The pendents—translucent, violet, and sea-glass shades of blue—swung from the tent post in the soft breeze that skipped across the hot asphalt lest it burn its feet.
It was one of those June days in Michigan that warns of a scorching August.
The squat white tents that lined the quirky streets of Eastown were blinding in the sunlight my wintered-over bones craved. Folky live music meandered and excused itself through the crowd. It was polite music, anxious not to be intrusive. The kind of music that was made for backgrounds, that you don’t notice but would miss if it wasn’t there.
Missing like now. Like this past year.
My eyes were caught by what looked like shards of glass, bumping against each other where they hung on the tent pole, glimmering in the light.
The belly dancer jingled as she approached me. I’d seen her perform earlier.
So this was her booth, I thought.
The booth had the usual craft-festival things, candles that smelled of earth and crystals that sparkled like heaven. And then there were these necklaces—small baubles of resin with fragments of flowers suspended inside with the delicate body of a bee.
“Do you make them?” I asked the belly dancer.
“Yes,” she said proudly. Then, anticipating my next question, she added, “I don’t kill the bees. I have a friend with hives. Bees lay their dead outside the hive. So, I just go and get them.”
Much of life is buying and selling—the busy work of hoarding up honey. But that June day, prophesying of heavy summer weather, has stuck in my mind like pollen to a spiny Apis limb.
I bought a necklace for my little sister.
The bees of a hive are all sisters, born of the queen, fathered by nameless drones. There is a strange beauty to the industrious sisters who bury their dead in the wind.
I’ve long been fascinated by the customs of bees.
Once, my mom and us kids watched a swarm of bees—about the size of a car tire—from my parents’ bedroom window. The swarm moved like a school of fish through our narrow backyard.
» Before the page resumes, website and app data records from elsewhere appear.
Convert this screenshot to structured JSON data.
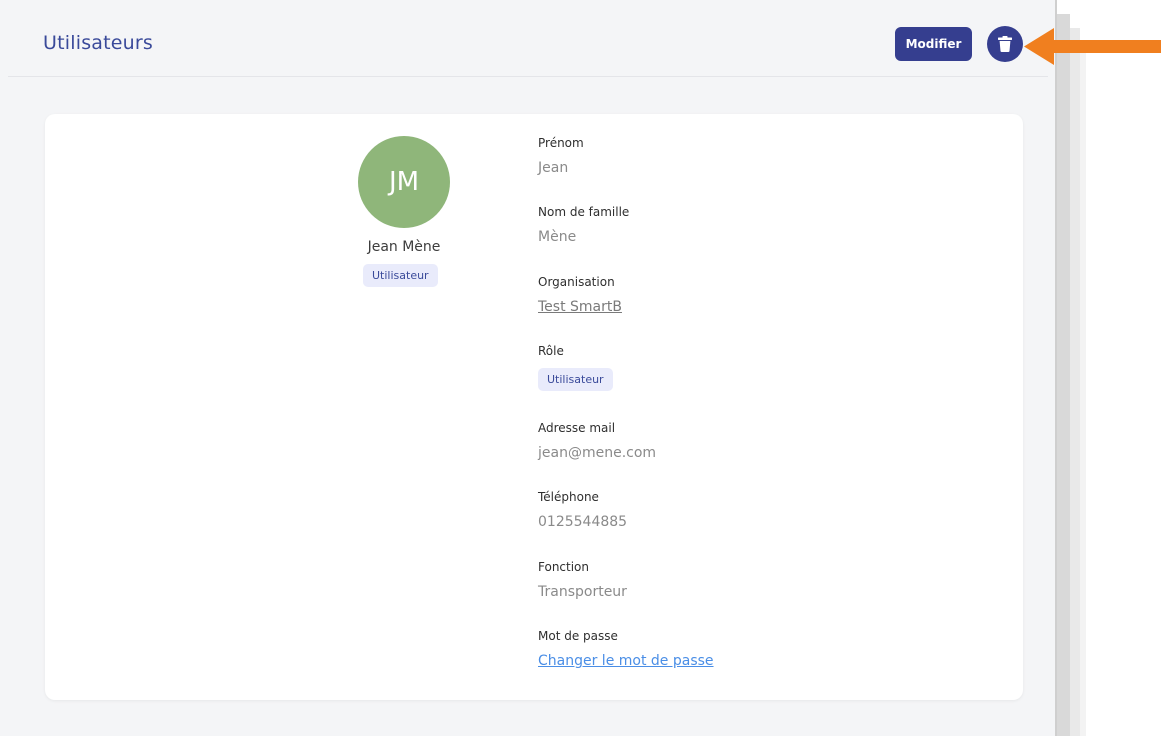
{
  "header": {
    "title": "Utilisateurs",
    "edit_label": "Modifier",
    "delete_icon": "trash-icon"
  },
  "profile": {
    "initials": "JM",
    "full_name": "Jean Mène",
    "role_badge": "Utilisateur",
    "avatar_color": "#8fb67a"
  },
  "fields": {
    "first_name": {
      "label": "Prénom",
      "value": "Jean"
    },
    "last_name": {
      "label": "Nom de famille",
      "value": "Mène"
    },
    "organization": {
      "label": "Organisation",
      "value": "Test SmartB"
    },
    "role": {
      "label": "Rôle",
      "value": "Utilisateur"
    },
    "email": {
      "label": "Adresse mail",
      "value": "jean@mene.com"
    },
    "phone": {
      "label": "Téléphone",
      "value": "0125544885"
    },
    "function": {
      "label": "Fonction",
      "value": "Transporteur"
    },
    "password": {
      "label": "Mot de passe",
      "link": "Changer le mot de passe"
    }
  },
  "colors": {
    "primary": "#353e8f",
    "title": "#3a4a9a",
    "annotation_arrow": "#f07f1f",
    "link": "#4a8ee6"
  }
}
The bee in resin is eerie. Nowhere else have I seen a bee stand still. They are always moving between. Perhaps it is their transient nature that led many ancient cultures to believe bees moved between our realm and the supernatural. They gave Apollo his gift of prophecy.
And since the Middle Ages, people have believed that bees have an interest in the current comings and goings of humans, as well as in their future. In Wales, where my maternal ancestors hail from, the people kept a tradition of “telling the bees.” After the stuttering cry of new life, or the careening fiddle song announcing two becoming one, or the soft departure of a last breath, a goodwife would take her shawl and settle a stool in the dirt at the base of the garden where the hives stood. She would tell the bees about the grandchild, the exchange of golden bands, and the soul that had departed in the night.
If you didn’t tell the bees, it was thought, they would stop honey production—insulted—or even die, or swarm away to some more well-mannered farm.
But I think people told the bees because we must tell someone.
After the great moments of life, we are just the sort of creatures who would make a ritual of taking a few steps away from the house and all the people and feelings it contains to narrate the dramas of the domestic world to the serene sisters of the hive. We gain perspective, I think, from the telling.
When I bought those beautiful bee coffins at the craft-fair, I could hear the hum of things changing. I had a new job, a new apartment.
But since then, I lived through a pandemic, got a different new job, returned to my parents’ house. If I had bees, I’d also tell them that my sister is coming home soon.
And some parts of the world are cautiously taking steps, testing limbs, like a break freshly healed. I think if we’re honest, we know this is a new chapter and not a return to an old page. Wars, pandemics, movements, disasters, events—things do not end so much as they change forms. In society’s honeycomb, moments, feelings, thoughts, and actions gathered up over a year ripen from thin nectar into the honey of history and memory.
Maybe bees make honey, or maybe the production of honey uses up bees, and their bodies are left to be carried away by a breeze or baked into tiny, decorative tombs.
Speaking the change we observe makes it feel less like time is flowing over us, using us. That’s why we tell the bees.
Emily Stroble is a writer of bits and pieces and is distractedly pursuing lots of novel ideas and nonfiction projects as inspiration strikes. As an editorial assistant at Zondervan, she helps put the pieces of children’s books and Bibles together. A lover of the ridiculous, inexplicable, and wondrous as well as stories of all kinds, Emily enjoys getting lost in museums, movies old and new, making art, the mountains of Colorado, and the unsalted oceans near Grand Rapids. Her movie reviews also appear in the Mixed Media section of The Banner and her strange little stories of the fantastic are on the Calvin alumni fiction blog Presticogitation. Her big dream is to dig her hands deep into the soil of making children’s books as an editor…and to finally finish her children’s novel.